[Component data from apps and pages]
-- Opening Marker --

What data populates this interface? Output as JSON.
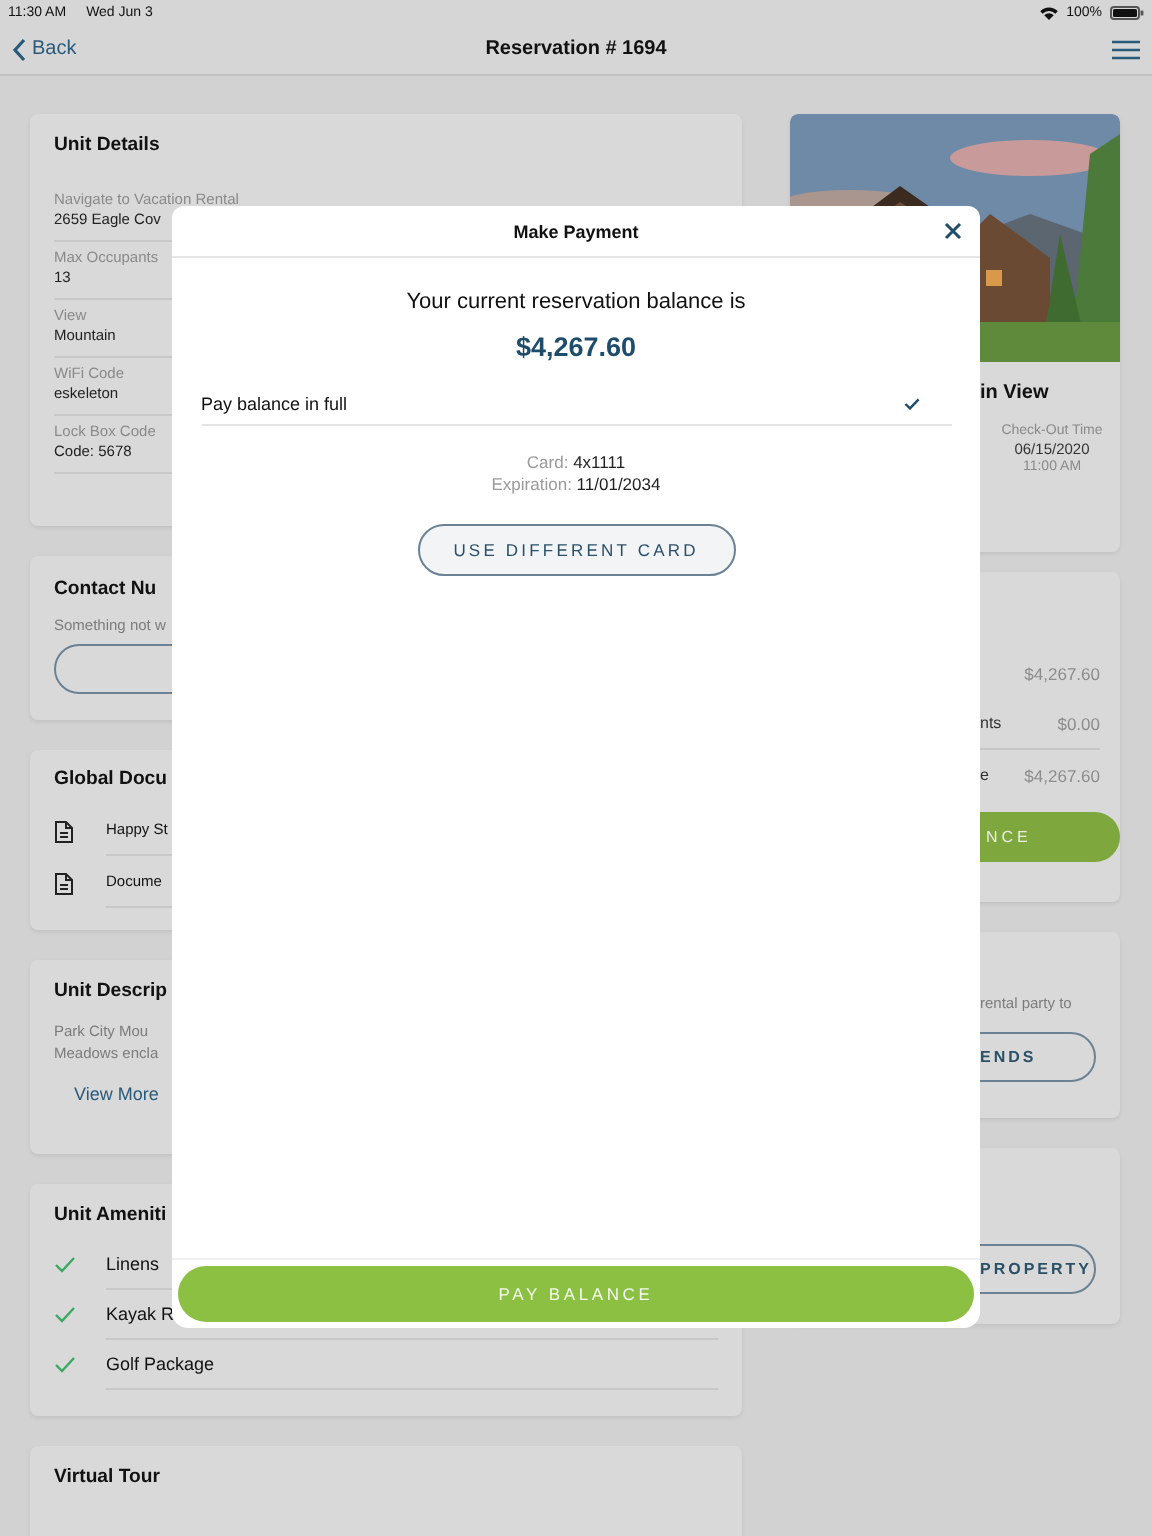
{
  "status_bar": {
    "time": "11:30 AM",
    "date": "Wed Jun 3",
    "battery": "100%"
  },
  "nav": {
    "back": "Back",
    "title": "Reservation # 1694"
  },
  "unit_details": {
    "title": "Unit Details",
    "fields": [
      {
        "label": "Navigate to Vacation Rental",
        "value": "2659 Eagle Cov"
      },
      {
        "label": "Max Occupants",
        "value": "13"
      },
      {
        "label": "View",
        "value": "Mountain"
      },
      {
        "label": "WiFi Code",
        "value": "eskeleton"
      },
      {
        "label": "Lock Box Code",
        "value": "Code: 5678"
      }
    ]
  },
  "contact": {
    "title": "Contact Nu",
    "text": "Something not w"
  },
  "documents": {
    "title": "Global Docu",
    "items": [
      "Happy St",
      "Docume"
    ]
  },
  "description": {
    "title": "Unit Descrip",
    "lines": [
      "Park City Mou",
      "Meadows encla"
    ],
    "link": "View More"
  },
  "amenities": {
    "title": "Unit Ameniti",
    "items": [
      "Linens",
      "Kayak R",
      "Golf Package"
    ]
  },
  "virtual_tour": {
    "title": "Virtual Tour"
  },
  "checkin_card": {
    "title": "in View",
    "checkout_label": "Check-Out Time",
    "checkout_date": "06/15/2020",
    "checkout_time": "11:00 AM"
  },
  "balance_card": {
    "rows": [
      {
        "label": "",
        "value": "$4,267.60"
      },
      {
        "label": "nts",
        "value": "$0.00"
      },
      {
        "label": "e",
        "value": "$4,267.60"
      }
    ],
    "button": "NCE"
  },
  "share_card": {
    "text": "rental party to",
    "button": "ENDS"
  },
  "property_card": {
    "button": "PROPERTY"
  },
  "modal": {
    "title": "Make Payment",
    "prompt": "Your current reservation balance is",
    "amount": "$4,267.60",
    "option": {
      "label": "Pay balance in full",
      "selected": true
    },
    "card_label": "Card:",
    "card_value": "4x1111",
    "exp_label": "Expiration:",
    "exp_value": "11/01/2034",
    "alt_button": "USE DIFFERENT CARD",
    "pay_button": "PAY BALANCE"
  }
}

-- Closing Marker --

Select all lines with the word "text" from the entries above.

**Output**
    "text": "Something not w"
    "text": "rental party to",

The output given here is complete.